Activity:
Where the word "China" occurs in a line of the listing below, copy that line.

[[ Information shown, beginning ]]

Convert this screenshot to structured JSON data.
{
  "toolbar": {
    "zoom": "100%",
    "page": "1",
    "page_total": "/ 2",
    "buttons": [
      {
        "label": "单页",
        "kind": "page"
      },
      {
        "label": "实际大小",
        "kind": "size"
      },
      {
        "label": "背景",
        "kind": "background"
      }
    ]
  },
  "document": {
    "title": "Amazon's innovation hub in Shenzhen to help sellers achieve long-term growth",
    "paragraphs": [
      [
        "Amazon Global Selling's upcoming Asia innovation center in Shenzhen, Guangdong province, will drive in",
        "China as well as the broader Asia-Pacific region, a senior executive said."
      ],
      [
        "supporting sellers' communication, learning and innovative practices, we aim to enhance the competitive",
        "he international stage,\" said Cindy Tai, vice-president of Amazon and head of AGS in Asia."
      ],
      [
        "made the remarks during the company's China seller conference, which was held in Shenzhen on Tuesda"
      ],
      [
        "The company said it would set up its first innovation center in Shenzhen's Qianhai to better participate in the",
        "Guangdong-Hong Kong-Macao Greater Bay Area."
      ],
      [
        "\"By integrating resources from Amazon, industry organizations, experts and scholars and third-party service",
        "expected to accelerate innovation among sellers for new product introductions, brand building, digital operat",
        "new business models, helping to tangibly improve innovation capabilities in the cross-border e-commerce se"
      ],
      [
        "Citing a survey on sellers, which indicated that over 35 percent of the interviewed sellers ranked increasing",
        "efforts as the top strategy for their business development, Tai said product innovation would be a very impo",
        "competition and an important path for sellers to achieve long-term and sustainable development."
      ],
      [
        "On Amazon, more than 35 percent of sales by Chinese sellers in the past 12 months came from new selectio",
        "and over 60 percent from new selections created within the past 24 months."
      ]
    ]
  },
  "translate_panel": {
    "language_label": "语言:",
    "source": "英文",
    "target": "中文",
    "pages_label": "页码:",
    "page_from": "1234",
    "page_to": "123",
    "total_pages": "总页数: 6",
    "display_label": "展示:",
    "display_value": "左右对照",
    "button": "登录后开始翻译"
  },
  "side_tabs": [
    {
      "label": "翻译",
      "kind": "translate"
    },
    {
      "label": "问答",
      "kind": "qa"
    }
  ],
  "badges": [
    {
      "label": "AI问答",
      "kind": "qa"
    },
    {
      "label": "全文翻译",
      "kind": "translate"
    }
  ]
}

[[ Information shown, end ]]

Answer section:
        "China as well as the broader Asia-Pacific region, a senior executive said."
        "made the remarks during the company's China seller conference, which was held in Shenzhen on Tuesda"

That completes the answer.